An American federal judge in the state of Virginia will this week decide whether the US Department of Justice can legally force the website Twitter to hand over private information on Icelandic MP Birgitta Jonsdottir, and others connected to Wikileaks.
According to CNET, the case will be heard today in Alexandria, Virginia and will centre on whether the Department of Justice has the right to demand the information from Twitter; and also on whether legal documents connected to the case should be made public.
Lawyers working for Birgitta Jonsdottir, Rob Gonggrijp and Jacob Appelbaum are fighting for the government demand on Twitter to be overruled. They argue it is not possible for the government ministry to prove that the information it seeks will be useful in its case against Wikileaks and that the information should therefore remain private, because their clients also use Twitter to discuss other political and personal matters completely unconnected to Wikileaks.

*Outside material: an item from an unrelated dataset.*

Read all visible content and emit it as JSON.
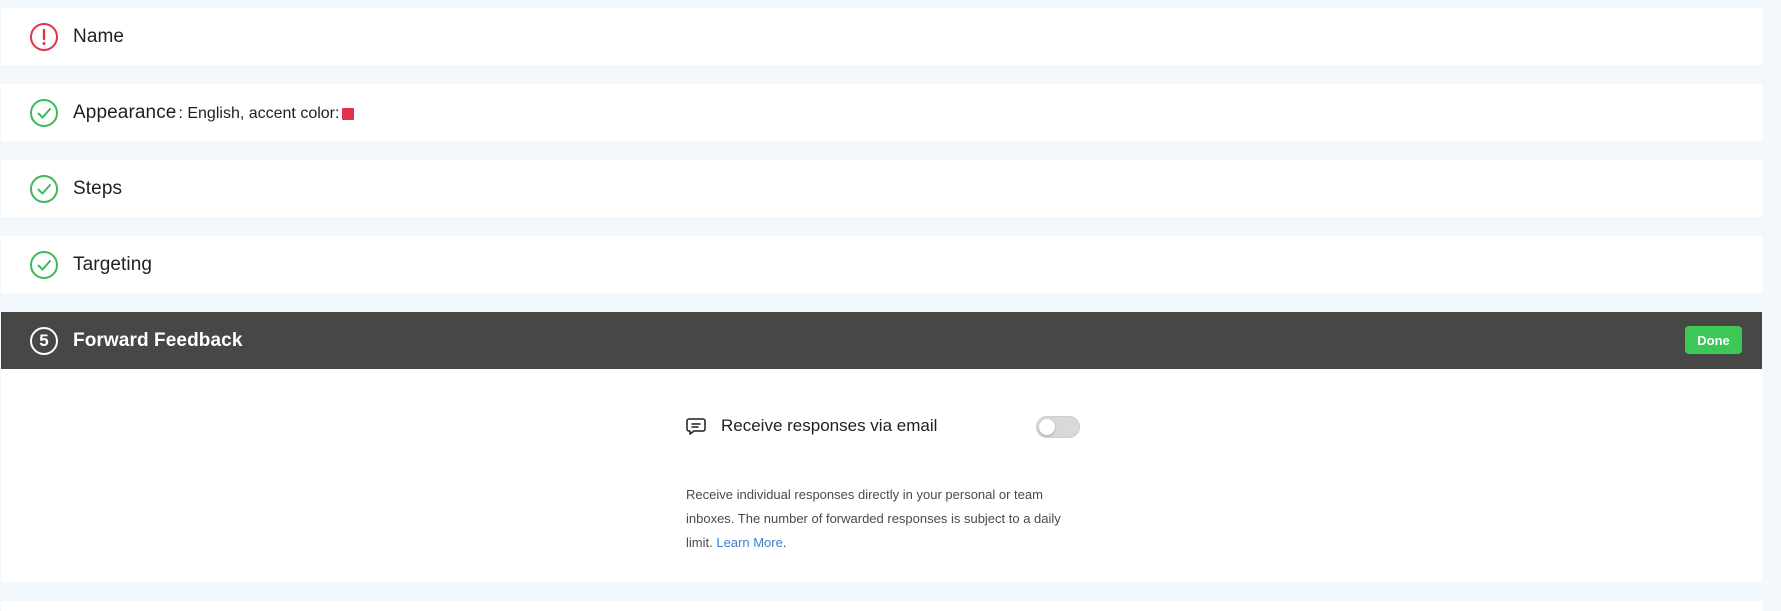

In Jonsdottir’s case, the lawyers point out that she is a member of a foreign national parliament and uses Twitter mostly to discuss Icelandic affairs. If the Department of Justice wins its request for the information, it would set a clear precedent that could allow foreign countries to demand private information on US politicians, they claim.